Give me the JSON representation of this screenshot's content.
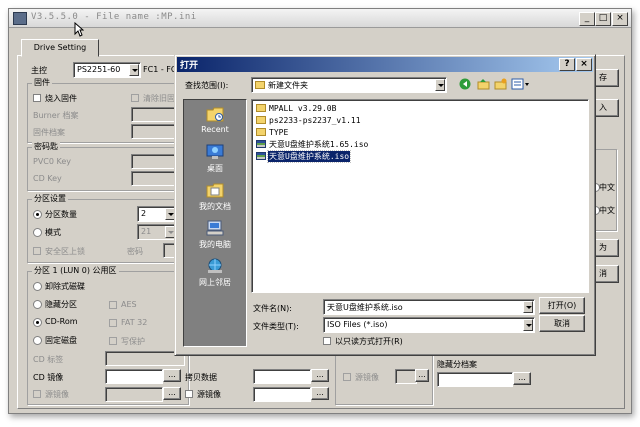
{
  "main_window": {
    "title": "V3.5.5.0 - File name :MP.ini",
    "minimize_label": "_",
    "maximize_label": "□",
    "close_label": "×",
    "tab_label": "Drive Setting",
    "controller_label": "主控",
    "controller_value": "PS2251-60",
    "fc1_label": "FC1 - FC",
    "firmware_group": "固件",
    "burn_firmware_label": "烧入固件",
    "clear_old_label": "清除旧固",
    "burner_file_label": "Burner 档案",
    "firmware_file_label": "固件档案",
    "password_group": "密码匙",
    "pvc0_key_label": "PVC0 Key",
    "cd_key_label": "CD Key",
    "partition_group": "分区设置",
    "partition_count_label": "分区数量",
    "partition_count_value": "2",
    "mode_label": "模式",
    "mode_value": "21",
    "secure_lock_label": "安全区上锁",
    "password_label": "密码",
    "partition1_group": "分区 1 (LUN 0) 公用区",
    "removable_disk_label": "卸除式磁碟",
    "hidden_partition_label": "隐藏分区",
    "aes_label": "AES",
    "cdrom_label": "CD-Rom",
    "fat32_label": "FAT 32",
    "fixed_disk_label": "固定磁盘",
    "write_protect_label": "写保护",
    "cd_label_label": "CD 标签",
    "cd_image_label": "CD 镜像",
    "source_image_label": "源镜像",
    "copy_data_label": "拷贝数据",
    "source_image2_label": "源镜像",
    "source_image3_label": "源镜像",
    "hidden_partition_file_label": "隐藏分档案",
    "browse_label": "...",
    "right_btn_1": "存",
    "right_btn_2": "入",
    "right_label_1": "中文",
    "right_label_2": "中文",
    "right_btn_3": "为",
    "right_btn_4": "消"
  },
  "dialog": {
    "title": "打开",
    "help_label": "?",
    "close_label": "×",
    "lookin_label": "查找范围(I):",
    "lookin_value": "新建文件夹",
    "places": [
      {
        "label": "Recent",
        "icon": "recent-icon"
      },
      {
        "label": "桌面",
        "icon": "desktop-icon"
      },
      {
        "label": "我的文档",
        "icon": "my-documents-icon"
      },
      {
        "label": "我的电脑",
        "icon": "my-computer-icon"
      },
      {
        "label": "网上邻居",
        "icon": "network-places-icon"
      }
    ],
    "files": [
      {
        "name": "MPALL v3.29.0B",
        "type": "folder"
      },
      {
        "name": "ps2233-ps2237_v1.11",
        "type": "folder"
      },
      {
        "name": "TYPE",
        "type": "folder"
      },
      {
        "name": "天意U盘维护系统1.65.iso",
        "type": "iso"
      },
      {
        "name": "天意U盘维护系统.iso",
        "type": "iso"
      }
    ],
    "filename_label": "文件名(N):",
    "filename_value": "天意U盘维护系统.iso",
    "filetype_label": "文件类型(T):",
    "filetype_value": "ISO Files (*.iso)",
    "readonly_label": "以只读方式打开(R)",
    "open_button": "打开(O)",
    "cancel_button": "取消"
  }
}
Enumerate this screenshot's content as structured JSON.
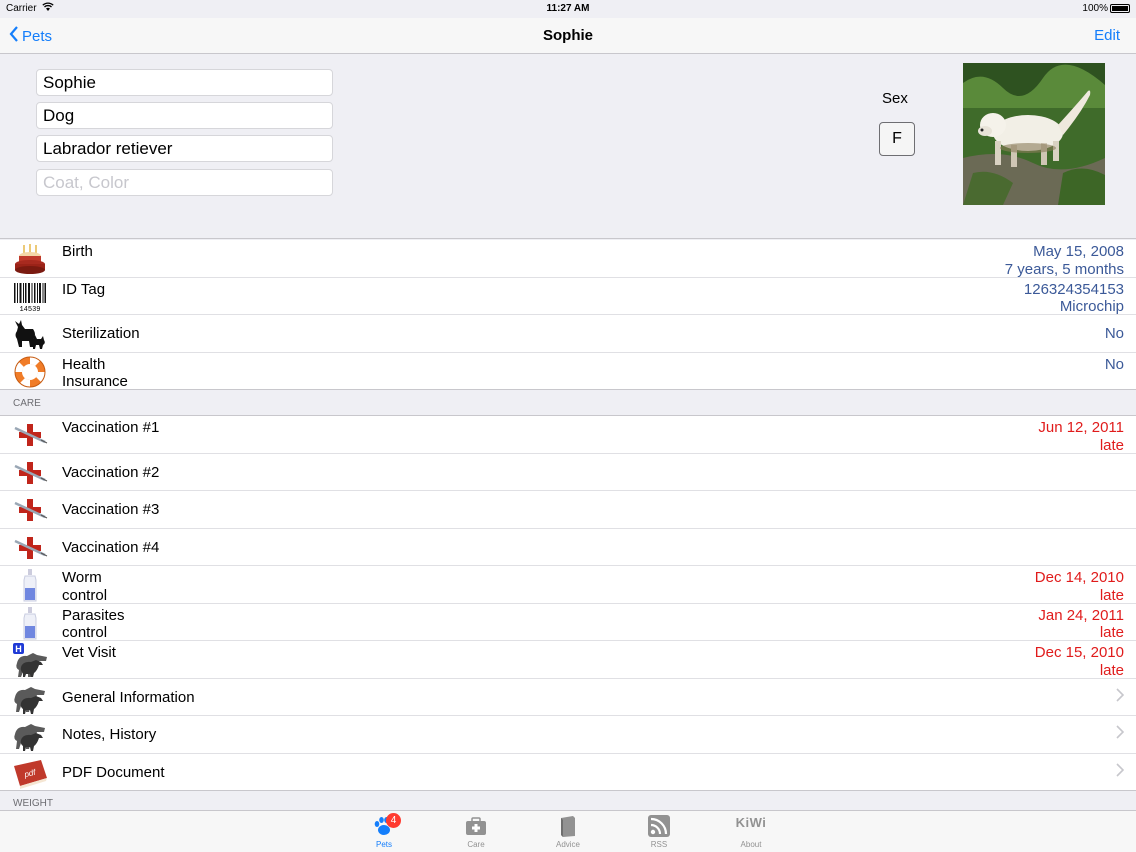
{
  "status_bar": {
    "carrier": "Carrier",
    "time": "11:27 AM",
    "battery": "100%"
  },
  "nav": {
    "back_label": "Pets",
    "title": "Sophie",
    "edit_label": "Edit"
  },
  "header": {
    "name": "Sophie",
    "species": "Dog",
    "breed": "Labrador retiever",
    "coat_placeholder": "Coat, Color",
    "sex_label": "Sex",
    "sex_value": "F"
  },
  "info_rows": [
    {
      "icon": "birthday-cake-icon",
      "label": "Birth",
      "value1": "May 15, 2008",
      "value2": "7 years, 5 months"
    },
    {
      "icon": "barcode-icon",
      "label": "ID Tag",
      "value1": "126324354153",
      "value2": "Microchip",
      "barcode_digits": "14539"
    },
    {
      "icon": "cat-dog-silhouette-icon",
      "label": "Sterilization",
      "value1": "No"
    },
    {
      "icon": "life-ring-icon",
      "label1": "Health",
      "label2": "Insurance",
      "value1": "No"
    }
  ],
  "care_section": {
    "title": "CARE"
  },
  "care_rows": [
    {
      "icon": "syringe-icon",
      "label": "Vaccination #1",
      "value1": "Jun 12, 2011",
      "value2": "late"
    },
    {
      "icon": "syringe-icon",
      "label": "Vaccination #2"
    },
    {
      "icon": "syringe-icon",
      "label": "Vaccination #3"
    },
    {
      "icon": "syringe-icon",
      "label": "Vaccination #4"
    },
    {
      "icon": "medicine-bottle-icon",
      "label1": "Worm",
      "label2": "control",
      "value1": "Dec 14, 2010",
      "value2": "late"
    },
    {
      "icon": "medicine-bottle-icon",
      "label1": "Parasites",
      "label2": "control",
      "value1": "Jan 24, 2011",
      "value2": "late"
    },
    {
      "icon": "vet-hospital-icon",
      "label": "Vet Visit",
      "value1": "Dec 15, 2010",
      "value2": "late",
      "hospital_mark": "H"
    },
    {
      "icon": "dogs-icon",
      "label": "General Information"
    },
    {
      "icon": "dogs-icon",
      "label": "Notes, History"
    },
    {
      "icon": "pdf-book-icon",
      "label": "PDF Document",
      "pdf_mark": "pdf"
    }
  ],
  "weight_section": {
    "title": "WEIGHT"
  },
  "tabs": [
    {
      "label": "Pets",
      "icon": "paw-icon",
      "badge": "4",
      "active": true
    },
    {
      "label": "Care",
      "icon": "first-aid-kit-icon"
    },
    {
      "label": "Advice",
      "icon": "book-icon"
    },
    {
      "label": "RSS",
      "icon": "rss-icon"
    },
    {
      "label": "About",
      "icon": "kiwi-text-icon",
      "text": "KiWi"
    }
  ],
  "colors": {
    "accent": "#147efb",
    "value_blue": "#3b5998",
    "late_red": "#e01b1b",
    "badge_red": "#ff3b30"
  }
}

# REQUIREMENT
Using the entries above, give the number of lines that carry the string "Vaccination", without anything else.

# ANSWER TO THE PROBLEM
4